April 23, 2004
Press Release

Washington, DC--- Nearly 20 years after the Union Carbide Corporation plant in Bhopal leaked 40 tons of lethal gas killing 4,000 people and injuring more than 20,000, U.S. Rep. Frank Pallone, Jr. yesterday held a briefing on Capitol Hill to observe the horror of the disaster with Goldman Environmental Prize winners and Bhopal survivors Rashida Bee and Champa Devi Shukla. Pallone also announced plans to introduce legislation in remembrance of the Bhopal disaster 20 years ago.

Bee and Shukla, survivors of the Bhopal disaster and leading activists today in Bhopal, joined Pallone in Washington, DC after being awarded the prestigious Goldman Environmental Prize this week. In a united front, Bee, Shukla and Pallone once again called upon Dow Chemical, the American corporation that now owns Union Carbide, to step forward and take full responsibility for the actions of Union Carbide.

"We are very fortunate to have Rashida Bee and Champa Devi Shukla with us today," Pallone said at the opening of yesterday's briefing. "As they witnessed the horror of the Bhopal disaster in 1984 and have dedicated their lives to an international campaign to seek justice for people struggling each day as a result of the gas leak, I join them in their efforts to make sure the site is completely cleaned-up and the survivors' needs are fully addressed by Dow Chemical."

Pallone joined the women in supporting a four-fold effort to: 1) extradite Union Carbide Corporation officials and its former Chairman CEO Warren Anderson on criminal charges to face trial in Bhopal; 2) provide long-term health care and monitoring for survivors and their children as well as the release of information on the health impact of the gases that were leaked; 3) demand clean up of the former Union Carbide site and the surrounding area; and 4) obtain adequate economic and social support to survivors who can no longer pursue their trade because of illness or to families widowed by the disaster.

"Its outrageous that this year marks the 20th Anniversary of this tragic event and that the CEOs of Union Carbide and its successor Dow Chemical still remain absconders of justice" Pallone said. "It is unacceptable to allow an American company not only the opportunity to exploit international borders and legal jurisdictions but also the ability to evade civil and criminal liability for environmental pollution and abuses committed overseas."

Pallone praised a ruling last month from the U.S. Court of Appeals for the Second Circuit against a Union Carbide motion to dismiss a case before the court holding Dow Chemical responsible for the environmental disaster.

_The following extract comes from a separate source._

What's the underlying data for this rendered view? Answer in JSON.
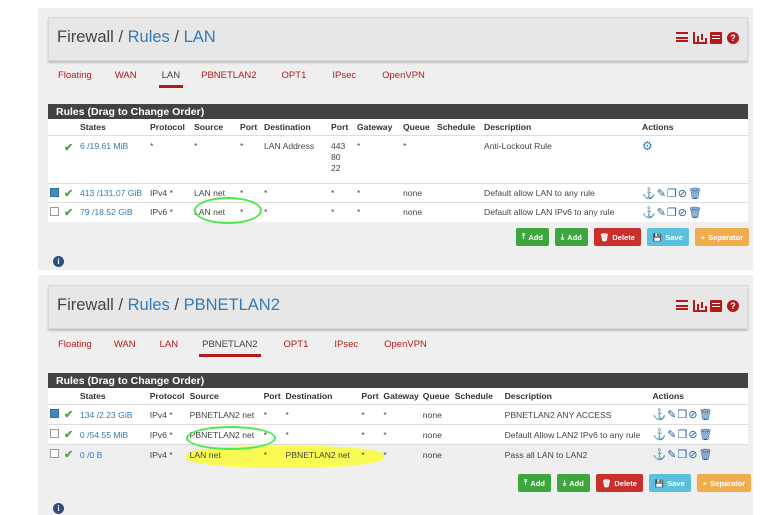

The Appeals Court's decision allows the claim to continue against Dow Chemical that came from victims and their families after a U.S. District Judge in New York dismissed the claims against the company last year. After the decision in New York last year, Pallone and eight of his House colleagues sent a 23-page brief to the appeals court urging the court to hold Dow Chemical responsible and not dismiss the case against it.

On December 2, 1984 a Union Carbide plant leaked 40 tons of lethal gas in Bhopal, India, killing 4,000 people within hours and injuring more than 20,000.  Since then, the death count has risen to well over 14,000 as a result of exposure to the gas.  According to victims rights groups, over 150,000 are suffering from the after effects, such as reproductive complications, loss of ability to perform physical labor, rare cancers and severe respiratory problems.  Residents of Bhopal are still faced with polluted groundwater, toxic waste and contaminated soil and their concerns have yet to be addressed.

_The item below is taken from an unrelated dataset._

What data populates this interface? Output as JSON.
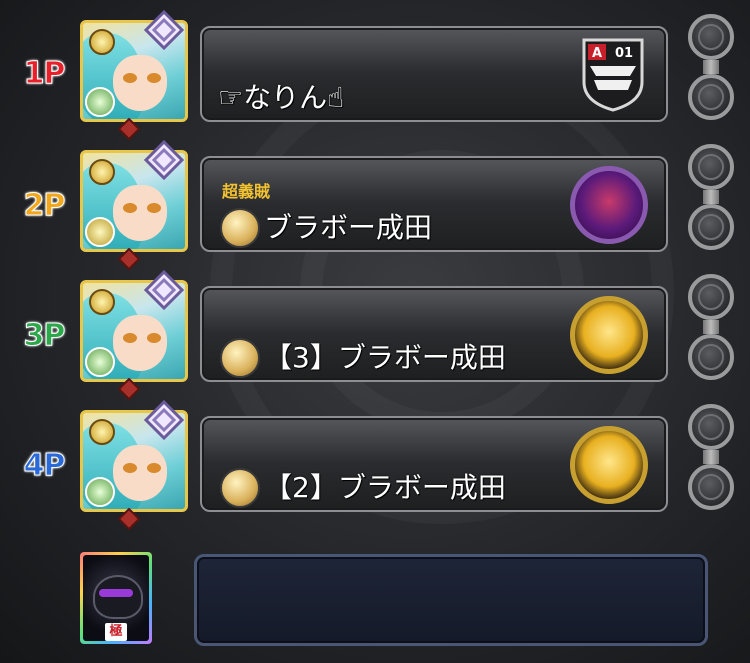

Dow Chemical acquired Union Carbide Corporation in February 2001 and has yet to accept responsibility or to address the liabilities it inherited from the1984 Bhopal disaster. Over the last 20 years, victims have filed numerous lawsuits against the company in an attempt to address health concerns and the tremendous environmental injustices that resulted from the disaster, but to date their claims have remained unanswered.